[Entries from a dataset of interfaces]
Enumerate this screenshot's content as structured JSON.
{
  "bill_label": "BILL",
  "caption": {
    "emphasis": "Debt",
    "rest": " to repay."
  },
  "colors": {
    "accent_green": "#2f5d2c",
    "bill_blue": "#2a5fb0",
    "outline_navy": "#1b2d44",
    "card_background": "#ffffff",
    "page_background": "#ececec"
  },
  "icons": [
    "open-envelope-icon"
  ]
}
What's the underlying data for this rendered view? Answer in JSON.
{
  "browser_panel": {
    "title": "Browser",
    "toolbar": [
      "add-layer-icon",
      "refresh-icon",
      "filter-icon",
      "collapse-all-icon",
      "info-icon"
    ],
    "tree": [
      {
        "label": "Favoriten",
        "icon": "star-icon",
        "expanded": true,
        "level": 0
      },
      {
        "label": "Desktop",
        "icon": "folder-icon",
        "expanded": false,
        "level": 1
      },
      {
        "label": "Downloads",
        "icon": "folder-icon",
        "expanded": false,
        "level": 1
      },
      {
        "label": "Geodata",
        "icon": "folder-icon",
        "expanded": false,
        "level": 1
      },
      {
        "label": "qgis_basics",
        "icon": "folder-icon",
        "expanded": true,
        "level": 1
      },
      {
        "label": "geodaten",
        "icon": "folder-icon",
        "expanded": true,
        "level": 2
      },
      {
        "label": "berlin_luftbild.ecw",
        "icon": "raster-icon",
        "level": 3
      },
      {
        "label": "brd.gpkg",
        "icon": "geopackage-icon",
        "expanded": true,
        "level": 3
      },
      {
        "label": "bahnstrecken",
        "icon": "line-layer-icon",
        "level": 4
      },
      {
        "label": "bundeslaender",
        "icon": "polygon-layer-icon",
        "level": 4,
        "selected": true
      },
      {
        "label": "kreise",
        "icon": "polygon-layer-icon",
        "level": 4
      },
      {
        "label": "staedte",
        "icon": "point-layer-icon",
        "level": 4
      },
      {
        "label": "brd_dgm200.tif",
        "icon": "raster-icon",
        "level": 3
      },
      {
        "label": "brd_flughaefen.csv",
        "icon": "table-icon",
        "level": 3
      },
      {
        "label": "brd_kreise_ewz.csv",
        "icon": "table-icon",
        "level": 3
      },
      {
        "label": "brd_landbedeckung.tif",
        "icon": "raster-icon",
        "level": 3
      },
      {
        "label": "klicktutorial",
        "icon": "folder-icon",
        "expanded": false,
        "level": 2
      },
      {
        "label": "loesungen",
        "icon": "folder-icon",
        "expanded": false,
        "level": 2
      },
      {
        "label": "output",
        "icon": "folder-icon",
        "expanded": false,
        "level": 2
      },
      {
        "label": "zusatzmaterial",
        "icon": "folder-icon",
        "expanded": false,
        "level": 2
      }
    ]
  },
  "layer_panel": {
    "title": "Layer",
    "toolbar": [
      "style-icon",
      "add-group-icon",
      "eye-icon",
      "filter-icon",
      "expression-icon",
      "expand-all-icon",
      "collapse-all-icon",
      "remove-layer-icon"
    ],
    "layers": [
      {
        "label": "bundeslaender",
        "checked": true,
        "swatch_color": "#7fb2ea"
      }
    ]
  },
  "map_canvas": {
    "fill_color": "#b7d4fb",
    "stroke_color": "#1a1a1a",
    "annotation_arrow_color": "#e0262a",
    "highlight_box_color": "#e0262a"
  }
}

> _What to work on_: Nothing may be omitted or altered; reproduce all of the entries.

> _Response area_:
Enumerate this screenshot's content as structured JSON.
{
  "bill_label": "BILL",
  "caption": {
    "emphasis": "Debt",
    "rest": " to repay."
  },
  "colors": {
    "accent_green": "#2f5d2c",
    "bill_blue": "#2a5fb0",
    "outline_navy": "#1b2d44",
    "card_background": "#ffffff",
    "page_background": "#ececec"
  },
  "icons": [
    "open-envelope-icon"
  ]
}
What's the underlying data for this rendered view? Answer in JSON.
{
  "browser_panel": {
    "title": "Browser",
    "toolbar": [
      "add-layer-icon",
      "refresh-icon",
      "filter-icon",
      "collapse-all-icon",
      "info-icon"
    ],
    "tree": [
      {
        "label": "Favoriten",
        "icon": "star-icon",
        "expanded": true,
        "level": 0
      },
      {
        "label": "Desktop",
        "icon": "folder-icon",
        "expanded": false,
        "level": 1
      },
      {
        "label": "Downloads",
        "icon": "folder-icon",
        "expanded": false,
        "level": 1
      },
      {
        "label": "Geodata",
        "icon": "folder-icon",
        "expanded": false,
        "level": 1
      },
      {
        "label": "qgis_basics",
        "icon": "folder-icon",
        "expanded": true,
        "level": 1
      },
      {
        "label": "geodaten",
        "icon": "folder-icon",
        "expanded": true,
        "level": 2
      },
      {
        "label": "berlin_luftbild.ecw",
        "icon": "raster-icon",
        "level": 3
      },
      {
        "label": "brd.gpkg",
        "icon": "geopackage-icon",
        "expanded": true,
        "level": 3
      },
      {
        "label": "bahnstrecken",
        "icon": "line-layer-icon",
        "level": 4
      },
      {
        "label": "bundeslaender",
        "icon": "polygon-layer-icon",
        "level": 4,
        "selected": true
      },
      {
        "label": "kreise",
        "icon": "polygon-layer-icon",
        "level": 4
      },
      {
        "label": "staedte",
        "icon": "point-layer-icon",
        "level": 4
      },
      {
        "label": "brd_dgm200.tif",
        "icon": "raster-icon",
        "level": 3
      },
      {
        "label": "brd_flughaefen.csv",
        "icon": "table-icon",
        "level": 3
      },
      {
        "label": "brd_kreise_ewz.csv",
        "icon": "table-icon",
        "level": 3
      },
      {
        "label": "brd_landbedeckung.tif",
        "icon": "raster-icon",
        "level": 3
      },
      {
        "label": "klicktutorial",
        "icon": "folder-icon",
        "expanded": false,
        "level": 2
      },
      {
        "label": "loesungen",
        "icon": "folder-icon",
        "expanded": false,
        "level": 2
      },
      {
        "label": "output",
        "icon": "folder-icon",
        "expanded": false,
        "level": 2
      },
      {
        "label": "zusatzmaterial",
        "icon": "folder-icon",
        "expanded": false,
        "level": 2
      }
    ]
  },
  "layer_panel": {
    "title": "Layer",
    "toolbar": [
      "style-icon",
      "add-group-icon",
      "eye-icon",
      "filter-icon",
      "expression-icon",
      "expand-all-icon",
      "collapse-all-icon",
      "remove-layer-icon"
    ],
    "layers": [
      {
        "label": "bundeslaender",
        "checked": true,
        "swatch_color": "#7fb2ea"
      }
    ]
  },
  "map_canvas": {
    "fill_color": "#b7d4fb",
    "stroke_color": "#1a1a1a",
    "annotation_arrow_color": "#e0262a",
    "highlight_box_color": "#e0262a"
  }
}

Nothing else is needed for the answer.